Dataset excerpts
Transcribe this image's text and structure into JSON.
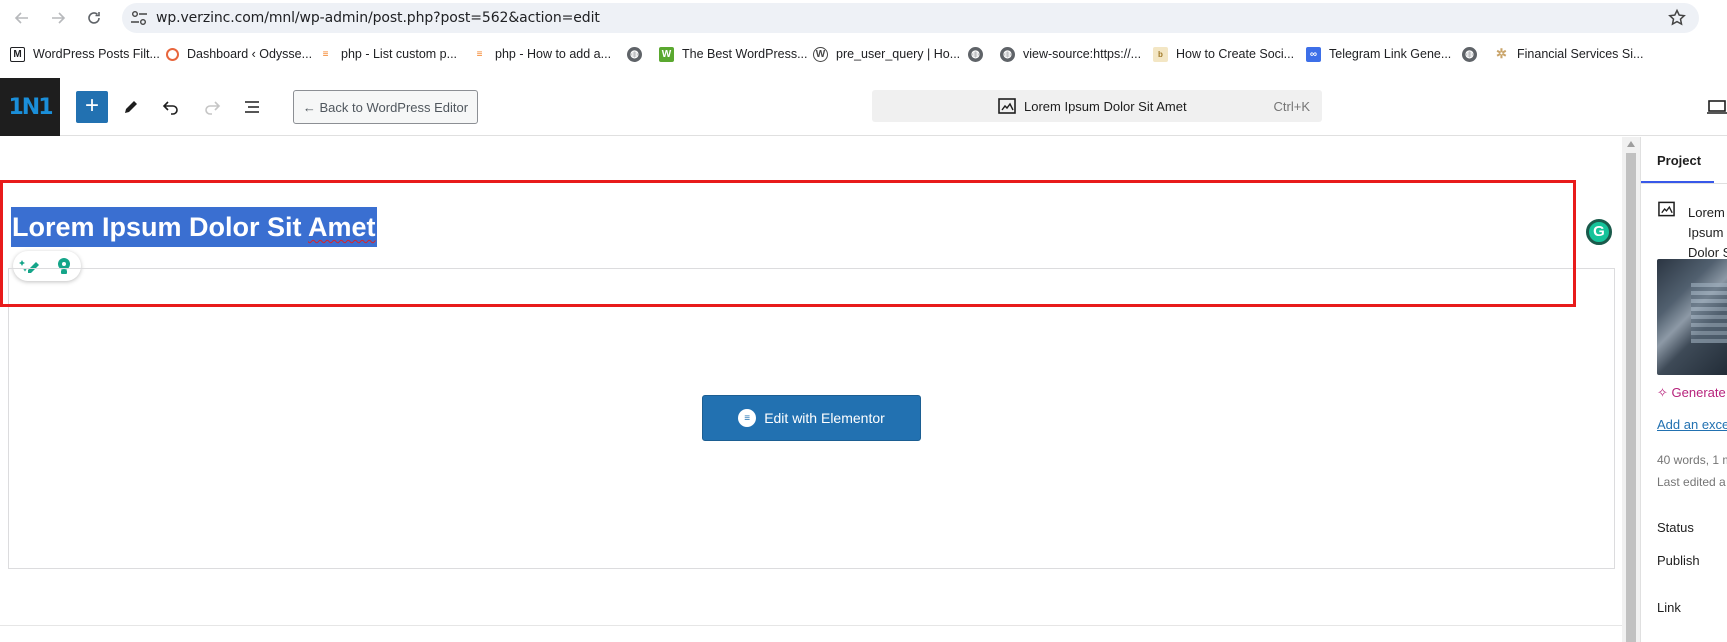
{
  "browser": {
    "url": "wp.verzinc.com/mnl/wp-admin/post.php?post=562&action=edit",
    "bookmarks": [
      {
        "label": "WordPress Posts Filt...",
        "icon": "m-icon"
      },
      {
        "label": "Dashboard ‹ Odysse...",
        "icon": "dashboard-icon"
      },
      {
        "label": "php - List custom p...",
        "icon": "stackoverflow-icon"
      },
      {
        "label": "php - How to add a...",
        "icon": "stackoverflow-icon"
      },
      {
        "label": "",
        "icon": "globe-icon"
      },
      {
        "label": "The Best WordPress...",
        "icon": "w-icon"
      },
      {
        "label": "pre_user_query | Ho...",
        "icon": "wordpress-icon"
      },
      {
        "label": "",
        "icon": "globe-icon"
      },
      {
        "label": "view-source:https://...",
        "icon": "globe-icon"
      },
      {
        "label": "How to Create Soci...",
        "icon": "blog-icon"
      },
      {
        "label": "Telegram Link Gene...",
        "icon": "link-icon"
      },
      {
        "label": "",
        "icon": "globe-icon"
      },
      {
        "label": "Financial Services Si...",
        "icon": "gear-icon"
      }
    ]
  },
  "editor": {
    "logo_text": "1N1",
    "back_button": "← Back to WordPress Editor",
    "command_title": "Lorem Ipsum Dolor Sit Amet",
    "command_shortcut": "Ctrl+K"
  },
  "post": {
    "title_prefix": "Lorem Ipsum Dolor Sit ",
    "title_last": "Amet",
    "elementor_button": "Edit with Elementor"
  },
  "sidebar": {
    "tab": "Project",
    "doc_title": "Lorem Ipsum Dolor Sit Amet",
    "generate": "Generate",
    "excerpt_link": "Add an excerpt",
    "meta_words": "40 words, 1 m",
    "meta_edited": "Last edited a",
    "status_label": "Status",
    "status_value": "Publish",
    "link_label": "Link"
  },
  "colors": {
    "accent": "#2271b1",
    "highlight_border": "#e81b1b",
    "title_selection": "#3a6fd1"
  }
}
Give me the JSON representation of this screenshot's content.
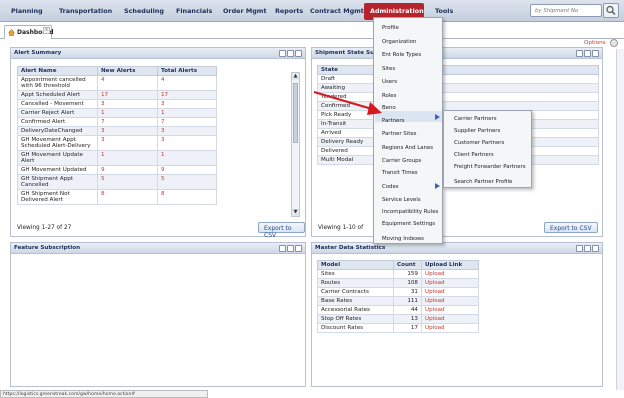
{
  "nav": {
    "items": [
      "Planning",
      "Transportation",
      "Scheduling",
      "Financials",
      "Order Mgmt",
      "Reports",
      "Contract Mgmt",
      "Administration",
      "Tools"
    ],
    "search_placeholder": "by Shipment No"
  },
  "tabs": {
    "dashboard": "Dashboard",
    "close": "x"
  },
  "options_label": "Options",
  "alert_summary": {
    "title": "Alert Summary",
    "columns": [
      "Alert Name",
      "New Alerts",
      "Total Alerts"
    ],
    "rows": [
      [
        "Appointment cancelled with 96 threshold",
        "4",
        "4"
      ],
      [
        "Appt Scheduled Alert",
        "17",
        "17"
      ],
      [
        "Cancelled - Movement",
        "3",
        "3"
      ],
      [
        "Carrier Reject Alert",
        "1",
        "1"
      ],
      [
        "Confirmed Alert",
        "7",
        "7"
      ],
      [
        "DeliveryDateChanged",
        "3",
        "3"
      ],
      [
        "GH Movement Appt Scheduled Alert-Delivery",
        "3",
        "3"
      ],
      [
        "GH Movement Update Alert",
        "1",
        "1"
      ],
      [
        "GH Movement Updated",
        "9",
        "9"
      ],
      [
        "GH Shipment Appt Cancelled",
        "5",
        "5"
      ],
      [
        "GH Shipment Not Delivered Alert",
        "8",
        "8"
      ]
    ],
    "footer": "Viewing 1-27 of 27",
    "export": "Export to CSV"
  },
  "shipment_state": {
    "title": "Shipment State Su",
    "column": "State",
    "rows": [
      "Draft",
      "Awaiting",
      "Tendered",
      "Confirmed",
      "Pick Ready",
      "In-Transit",
      "Arrived",
      "Delivery Ready",
      "Delivered",
      "Multi Modal"
    ],
    "footer": "Viewing 1-10 of",
    "export": "Export to CSV"
  },
  "feature_subscription": {
    "title": "Feature Subscription"
  },
  "master_data": {
    "title": "Master Data Statistics",
    "columns": [
      "Model",
      "Count",
      "Upload Link"
    ],
    "rows": [
      [
        "Sites",
        "159",
        "Upload"
      ],
      [
        "Routes",
        "108",
        "Upload"
      ],
      [
        "Carrier Contracts",
        "31",
        "Upload"
      ],
      [
        "Base Rates",
        "111",
        "Upload"
      ],
      [
        "Accessorial Rates",
        "44",
        "Upload"
      ],
      [
        "Stop Off Rates",
        "13",
        "Upload"
      ],
      [
        "Discount Rates",
        "17",
        "Upload"
      ]
    ]
  },
  "admin_menu": [
    "Profile",
    "Organization",
    "Ent Role Types",
    "Sites",
    "Users",
    "Roles",
    "Beno",
    "Partners",
    "Partner Sites",
    "Regions And Lanes",
    "Carrier Groups",
    "Transit Times",
    "Codes",
    "Service Levels",
    "Incompatibility Rules",
    "Equipment Settings",
    "Moving Indexes"
  ],
  "partners_submenu": [
    "Carrier Partners",
    "Supplier Partners",
    "Customer Partners",
    "Client Partners",
    "Freight Forwarder Partners",
    "Search Partner Profile"
  ],
  "status_url": "https://logistics.greenstreak.com/gw/home/home.action#",
  "colors": {
    "accent": "#b5242d",
    "header": "#cdd7e6",
    "link_red": "#c0392b"
  }
}
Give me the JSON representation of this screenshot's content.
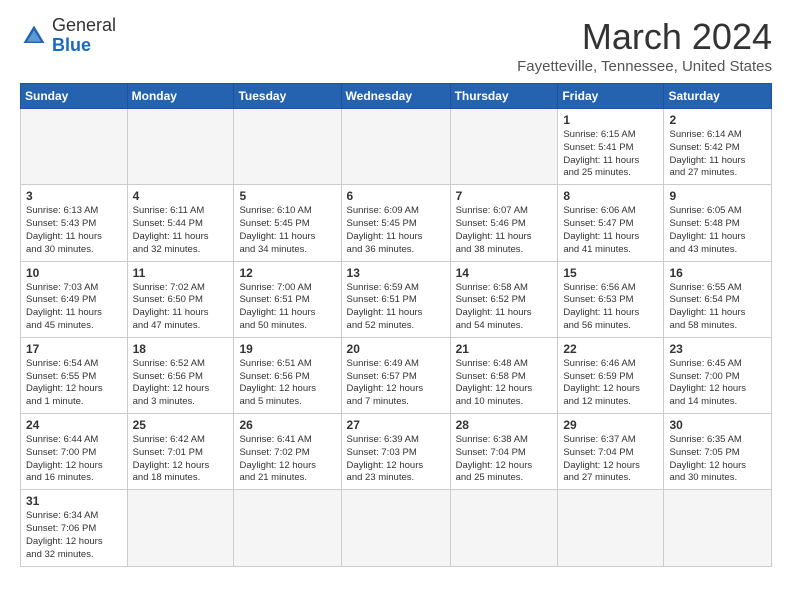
{
  "header": {
    "logo_line1": "General",
    "logo_line2": "Blue",
    "month_year": "March 2024",
    "location": "Fayetteville, Tennessee, United States"
  },
  "weekdays": [
    "Sunday",
    "Monday",
    "Tuesday",
    "Wednesday",
    "Thursday",
    "Friday",
    "Saturday"
  ],
  "weeks": [
    [
      {
        "day": "",
        "text": ""
      },
      {
        "day": "",
        "text": ""
      },
      {
        "day": "",
        "text": ""
      },
      {
        "day": "",
        "text": ""
      },
      {
        "day": "",
        "text": ""
      },
      {
        "day": "1",
        "text": "Sunrise: 6:15 AM\nSunset: 5:41 PM\nDaylight: 11 hours\nand 25 minutes."
      },
      {
        "day": "2",
        "text": "Sunrise: 6:14 AM\nSunset: 5:42 PM\nDaylight: 11 hours\nand 27 minutes."
      }
    ],
    [
      {
        "day": "3",
        "text": "Sunrise: 6:13 AM\nSunset: 5:43 PM\nDaylight: 11 hours\nand 30 minutes."
      },
      {
        "day": "4",
        "text": "Sunrise: 6:11 AM\nSunset: 5:44 PM\nDaylight: 11 hours\nand 32 minutes."
      },
      {
        "day": "5",
        "text": "Sunrise: 6:10 AM\nSunset: 5:45 PM\nDaylight: 11 hours\nand 34 minutes."
      },
      {
        "day": "6",
        "text": "Sunrise: 6:09 AM\nSunset: 5:45 PM\nDaylight: 11 hours\nand 36 minutes."
      },
      {
        "day": "7",
        "text": "Sunrise: 6:07 AM\nSunset: 5:46 PM\nDaylight: 11 hours\nand 38 minutes."
      },
      {
        "day": "8",
        "text": "Sunrise: 6:06 AM\nSunset: 5:47 PM\nDaylight: 11 hours\nand 41 minutes."
      },
      {
        "day": "9",
        "text": "Sunrise: 6:05 AM\nSunset: 5:48 PM\nDaylight: 11 hours\nand 43 minutes."
      }
    ],
    [
      {
        "day": "10",
        "text": "Sunrise: 7:03 AM\nSunset: 6:49 PM\nDaylight: 11 hours\nand 45 minutes."
      },
      {
        "day": "11",
        "text": "Sunrise: 7:02 AM\nSunset: 6:50 PM\nDaylight: 11 hours\nand 47 minutes."
      },
      {
        "day": "12",
        "text": "Sunrise: 7:00 AM\nSunset: 6:51 PM\nDaylight: 11 hours\nand 50 minutes."
      },
      {
        "day": "13",
        "text": "Sunrise: 6:59 AM\nSunset: 6:51 PM\nDaylight: 11 hours\nand 52 minutes."
      },
      {
        "day": "14",
        "text": "Sunrise: 6:58 AM\nSunset: 6:52 PM\nDaylight: 11 hours\nand 54 minutes."
      },
      {
        "day": "15",
        "text": "Sunrise: 6:56 AM\nSunset: 6:53 PM\nDaylight: 11 hours\nand 56 minutes."
      },
      {
        "day": "16",
        "text": "Sunrise: 6:55 AM\nSunset: 6:54 PM\nDaylight: 11 hours\nand 58 minutes."
      }
    ],
    [
      {
        "day": "17",
        "text": "Sunrise: 6:54 AM\nSunset: 6:55 PM\nDaylight: 12 hours\nand 1 minute."
      },
      {
        "day": "18",
        "text": "Sunrise: 6:52 AM\nSunset: 6:56 PM\nDaylight: 12 hours\nand 3 minutes."
      },
      {
        "day": "19",
        "text": "Sunrise: 6:51 AM\nSunset: 6:56 PM\nDaylight: 12 hours\nand 5 minutes."
      },
      {
        "day": "20",
        "text": "Sunrise: 6:49 AM\nSunset: 6:57 PM\nDaylight: 12 hours\nand 7 minutes."
      },
      {
        "day": "21",
        "text": "Sunrise: 6:48 AM\nSunset: 6:58 PM\nDaylight: 12 hours\nand 10 minutes."
      },
      {
        "day": "22",
        "text": "Sunrise: 6:46 AM\nSunset: 6:59 PM\nDaylight: 12 hours\nand 12 minutes."
      },
      {
        "day": "23",
        "text": "Sunrise: 6:45 AM\nSunset: 7:00 PM\nDaylight: 12 hours\nand 14 minutes."
      }
    ],
    [
      {
        "day": "24",
        "text": "Sunrise: 6:44 AM\nSunset: 7:00 PM\nDaylight: 12 hours\nand 16 minutes."
      },
      {
        "day": "25",
        "text": "Sunrise: 6:42 AM\nSunset: 7:01 PM\nDaylight: 12 hours\nand 18 minutes."
      },
      {
        "day": "26",
        "text": "Sunrise: 6:41 AM\nSunset: 7:02 PM\nDaylight: 12 hours\nand 21 minutes."
      },
      {
        "day": "27",
        "text": "Sunrise: 6:39 AM\nSunset: 7:03 PM\nDaylight: 12 hours\nand 23 minutes."
      },
      {
        "day": "28",
        "text": "Sunrise: 6:38 AM\nSunset: 7:04 PM\nDaylight: 12 hours\nand 25 minutes."
      },
      {
        "day": "29",
        "text": "Sunrise: 6:37 AM\nSunset: 7:04 PM\nDaylight: 12 hours\nand 27 minutes."
      },
      {
        "day": "30",
        "text": "Sunrise: 6:35 AM\nSunset: 7:05 PM\nDaylight: 12 hours\nand 30 minutes."
      }
    ],
    [
      {
        "day": "31",
        "text": "Sunrise: 6:34 AM\nSunset: 7:06 PM\nDaylight: 12 hours\nand 32 minutes."
      },
      {
        "day": "",
        "text": ""
      },
      {
        "day": "",
        "text": ""
      },
      {
        "day": "",
        "text": ""
      },
      {
        "day": "",
        "text": ""
      },
      {
        "day": "",
        "text": ""
      },
      {
        "day": "",
        "text": ""
      }
    ]
  ]
}
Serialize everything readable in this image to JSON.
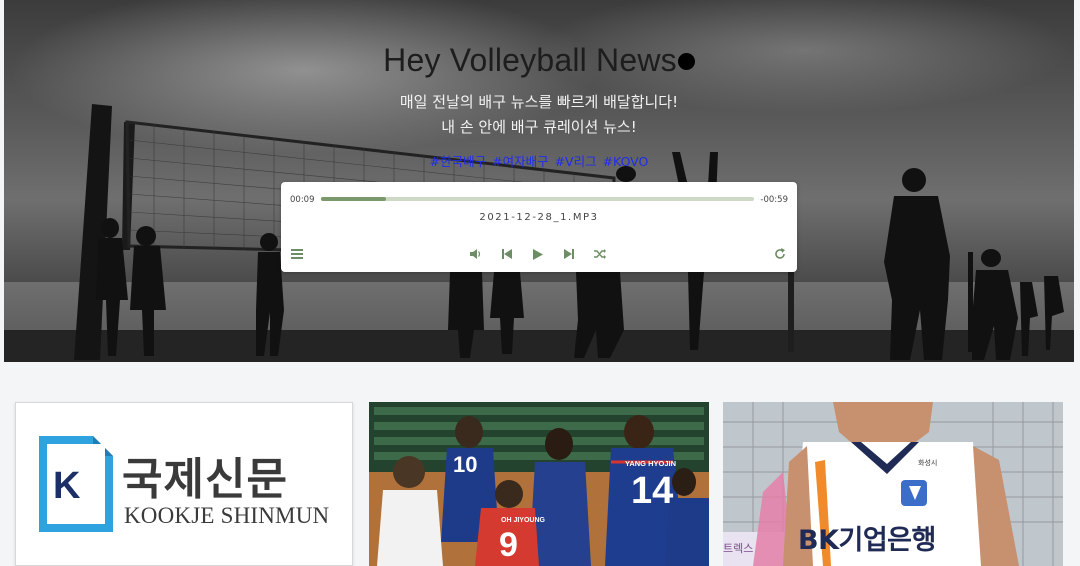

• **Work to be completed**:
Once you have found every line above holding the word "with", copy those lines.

• **Result of the exercise**:
    "elementor_button": "Edit with Elementor"
        "Appointment cancelled with 96 threshold",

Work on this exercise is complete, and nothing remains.